If claiming to be a "naturalist" means anything at all, it must mean that one is some sort of metaphysical monist; put the other way around, if "nature" just refers to whatever exists, metaphysically heterogenous or not, it is a vacuous term.
Hume says, "For as to the notion of external existence, when taken for something specifically different from our perceptions, we have already shown its absurdity" (Treatise 1.4.2, Of scepticism with regard to the senses). Before we follow this reference, note that Hume is not, as commonly supposed, some sort of happy sceptic, whose empiricism entails codifying Cartesian scepticism as irrefutable. Very much to the contrary, Hume takes the much more ambitious position that Cartesian scepticism is a pseudoproblem, based on misunderstanding. The very idea of a distinction between "external existence" and "perception" is absurd. Thus the idea that we are "stuck inside our heads," unable to see around our "mental representations," is absurd. The representational theory of mind itself is an absurdity. And if this interpretation of Hume bears textual scrutiny, as I think it does, the whole main trunk of Hume interpretation, sympathetic and hostile, of the past 250 years is spurious root and branch.
This absurdity is shown, Hume claims, at 1.2.6, Of the idea of existence, and of external existence. "Now since nothing is ever present to the mind but perceptions, and since all ideas are deriv'd from something antecedently present to the mind; it follows, that 'tis impossible for us so much as to conceive or form an idea of any thing specifically different from ideas and impressions." This is Berkeleyan. Berkeley, who seems so bizarre to generations of undergraduates who are simply presented with his idealism without enough context, is basically a competent philosopher trying to clean up a mess: if we can't make our way from the "properties of the things-in-themselves" and the "properties of experience," granting that experience is what we have, let's go with experience and leave it at that. A thoroughly empiricist solution to be sure. But not one that warrants the bizarre (Cartesian) metaphysical interpretation to which Berkeley is commonly subjected. The point rather is that the whole discussion, from Descartes to Locke, is a mistake. It is meaningless to talk about some "reality" beyond the reality of experience. This (one must repeat the point to have any chance of overcoming centuries of indoctrination) is not at all the same as saying that there is an external world to which we do not have access, trapped as we are within our experience. "The world," understood in any meaningful way, refers to the world of experience. It is literally inconceivable that there might be a world distinct from experience, or experience distinct from the world. Technically the position is nominalist: "the world" is the name of the category of all experiences. And on that point, Hume, in a footnote to 1.2.6, explicitly refers us to a citation of Berkeley: "A great philosopher (Berkeley)...has asserted, that all general ideas are nothing but particular ones, annex'd to a certain term, which gives them a more extensive signification, and makes them recal upon occasion other individuals, which are similar to them" (1.1.7, Of abstract ideas: the "external world" is an abstract idea of this kind).
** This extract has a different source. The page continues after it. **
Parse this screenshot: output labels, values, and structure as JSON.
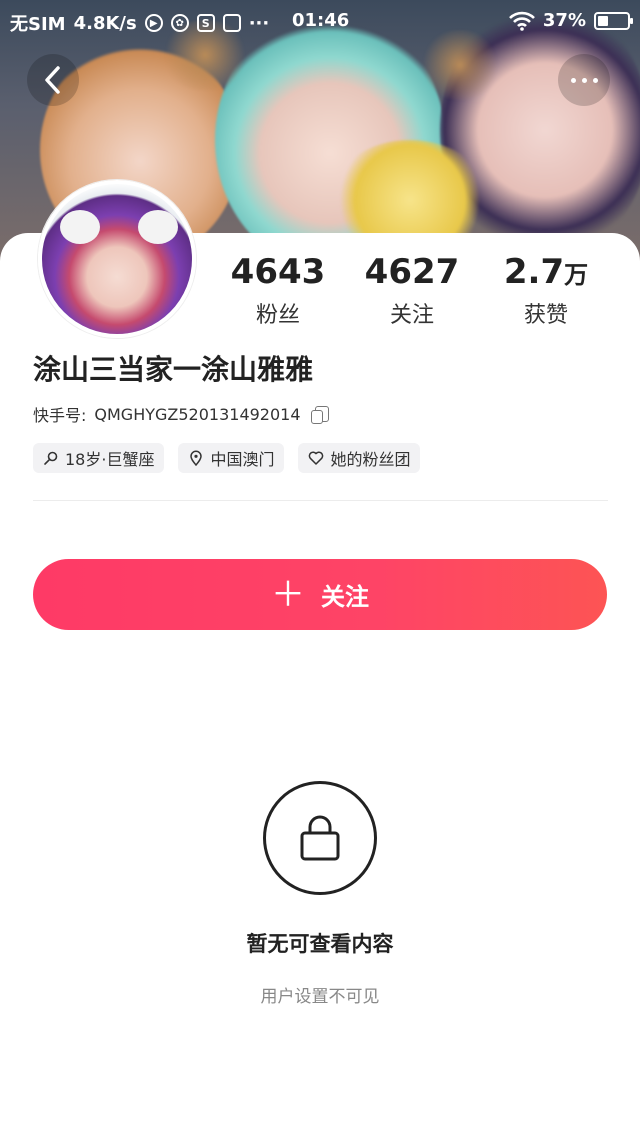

The idea is common to scholars of Buddhism. Dogen, the classical sage of Zen, says that experience (the mind) is "the blade that cuts, but does not cut itself." The mind cannot perceive itself (Hume: there is no "self" other than experience itself). Thus there is no Cartesian mystery as to "the world-in-itself" vs. "the world as I experience it." When the distinction breaks down, both sides of the Cartesian dilemma vanish simultaneously: it is equally absurd to refer to "representations" as it is to "mind-independent reality."
I have to go to K-Mart to buy a laundry basket and a dish-drying rack, and take a comforter over to my mother-in-law's house (speaking of reality). Final chunk of argument for this afternoon: it turns out that perceptual states, on Hume's view, are not "copies" of external reality (this has been shown to be absurd). Rather they are states of the body. That is, there is no metaphysical distinction between the mind and the body. It is true enough that when we talk about our "perceptions" we are talking about states of our own bodies; this need not involve us in the concept of "representation." And here's a remarkable outcome: this is Spinoza's view as well.